BASH Script On Raspberry Pi To Show Filehandles

Solved an interesting problem on Unix recently that I automated with the shell; which I will demonstrate on Raspberry Pi

QUICK BACKGROUND

I performed a logrotate on a log file which performed the following transformation:

service.log => service.log.1

which is pretty straight forward, but here was the problem:

After logrotate did its thing, logs were being written to the archived log file service.log.1 and NOT service.log.

This of course defeats to whole purpose of logrotate, so to begin troubleshooting, I needed to answer this question:

What process (or processes) are keeping a handle on that file being logrotated?

MY METHOD

So my first step was to figure out what command I could start with to answer my question.

After a quick google search and testing, I found fuser to be a great spring board.

I began my testing by using the common binary file /usr/sbin/sshd:

root@raspberrypi:~# fuser /usr/sbin/sshd
/usr/sbin/sshd: 406e 776e 846e

Now, according to man 1 fuser, it:

outputs only the PIDs to stdout, everything else is sent to stderr.


Hence, the following will clean up the original output a bit:

root@raspberrypi:~# fuser /usr/sbin/sshd 2> /dev/null
406 776 846root@raspberrypi:~#

(No newline is printed at the end of the output so the prompt was returned back on the same line.)


Now, if we pipe the output to xargs, it will work and give use the information we want. But not in most user-friendly format:

root@raspberrypi:~# fuser /usr/sbin/sshd 2> /dev/null | xargs -n1 ps -p
PID TTY TIME CMD
406 ? 00:00:00 sshd
PID TTY TIME CMD
776 ? 00:00:00 sshd
PID TTY TIME CMD
846 ? 00:00:00 sshd

Not too pretty.

Reason being, it ran a ps -p on EACH PID.

Instead, we want to run a single ps -p on ALL PIDs at once:

Here’s a way to run ps -p on ALL PIDS at once (-f added to ps command):

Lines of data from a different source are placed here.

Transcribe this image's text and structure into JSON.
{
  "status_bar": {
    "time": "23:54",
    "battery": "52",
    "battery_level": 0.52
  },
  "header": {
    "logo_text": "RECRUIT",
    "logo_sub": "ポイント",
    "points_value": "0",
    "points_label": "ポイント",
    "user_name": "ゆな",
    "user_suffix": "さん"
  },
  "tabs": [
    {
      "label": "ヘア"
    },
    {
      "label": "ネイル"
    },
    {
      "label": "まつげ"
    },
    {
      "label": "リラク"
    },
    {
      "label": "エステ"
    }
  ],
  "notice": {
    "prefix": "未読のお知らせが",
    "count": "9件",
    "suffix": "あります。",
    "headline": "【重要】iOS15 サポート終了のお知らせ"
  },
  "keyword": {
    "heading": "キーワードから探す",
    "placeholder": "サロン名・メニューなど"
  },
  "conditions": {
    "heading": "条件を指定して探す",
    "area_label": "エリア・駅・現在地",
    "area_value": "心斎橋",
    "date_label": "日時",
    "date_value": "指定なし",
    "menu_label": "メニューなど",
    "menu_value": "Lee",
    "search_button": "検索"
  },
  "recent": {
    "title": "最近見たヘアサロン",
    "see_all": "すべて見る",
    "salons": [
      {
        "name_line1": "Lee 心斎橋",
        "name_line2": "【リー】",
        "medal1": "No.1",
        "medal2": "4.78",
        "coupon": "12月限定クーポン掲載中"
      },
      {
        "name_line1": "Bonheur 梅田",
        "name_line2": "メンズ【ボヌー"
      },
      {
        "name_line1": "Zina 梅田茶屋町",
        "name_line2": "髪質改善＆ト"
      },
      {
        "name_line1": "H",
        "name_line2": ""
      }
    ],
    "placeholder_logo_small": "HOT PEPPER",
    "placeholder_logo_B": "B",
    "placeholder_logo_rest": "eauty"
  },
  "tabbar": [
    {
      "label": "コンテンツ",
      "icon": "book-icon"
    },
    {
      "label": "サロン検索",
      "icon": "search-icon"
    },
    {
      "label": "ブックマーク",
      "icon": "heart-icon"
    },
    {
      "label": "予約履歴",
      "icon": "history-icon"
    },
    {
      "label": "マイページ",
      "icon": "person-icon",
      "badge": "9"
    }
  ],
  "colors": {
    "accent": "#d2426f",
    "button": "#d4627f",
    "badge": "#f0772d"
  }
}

root@raspberrypi:~# ps -p $(fuser /usr/sbin/sshd 2> /dev/null | tr -s ' ' | sed -e 's/ /,/g' -e 's/^,//') -f
UID PID PPID C STIME TTY TIME CMD
root 406 1 0 22:30 ? 00:00:00 /usr/sbin/sshd -D
root 776 406 0 22:31 ? 00:00:00 sshd: pi [priv]
pi 846 776 0 22:31 ? 00:00:00 sshd: pi@pts/0

Let’s pause here and make a couple of quick observations:

  • The end result is getting more useful
  • But getting there (the code) is starting to outgrow the shell
  • And, its not easy to re-run this code on ANY filename

Enter…

SCRIPTING

If we “parameterize” the filename AND make it a script, the end result will look something like this:

root@raspberrypi:~/Documents# sh ./list_filehandles.sh /usr/sbin/sshd

Here is the source code for ./list_processhandles.sh:

#!/bin/sh

echo "******************************************"
echo "*"
echo -n "* Parameter passed in: "
echo $1
echo "*"
echo "******************************************"

export MYFILE=$1

ps -p $(fuser $MYFILE 2> /dev/null  | tr -s ' ' | sed -e 's/ /,/g' -e 's/^,//') -f

Now we can fuser ANY file we want to investigate (30 second demo below):

sh ./list_filehandles.sh <filename>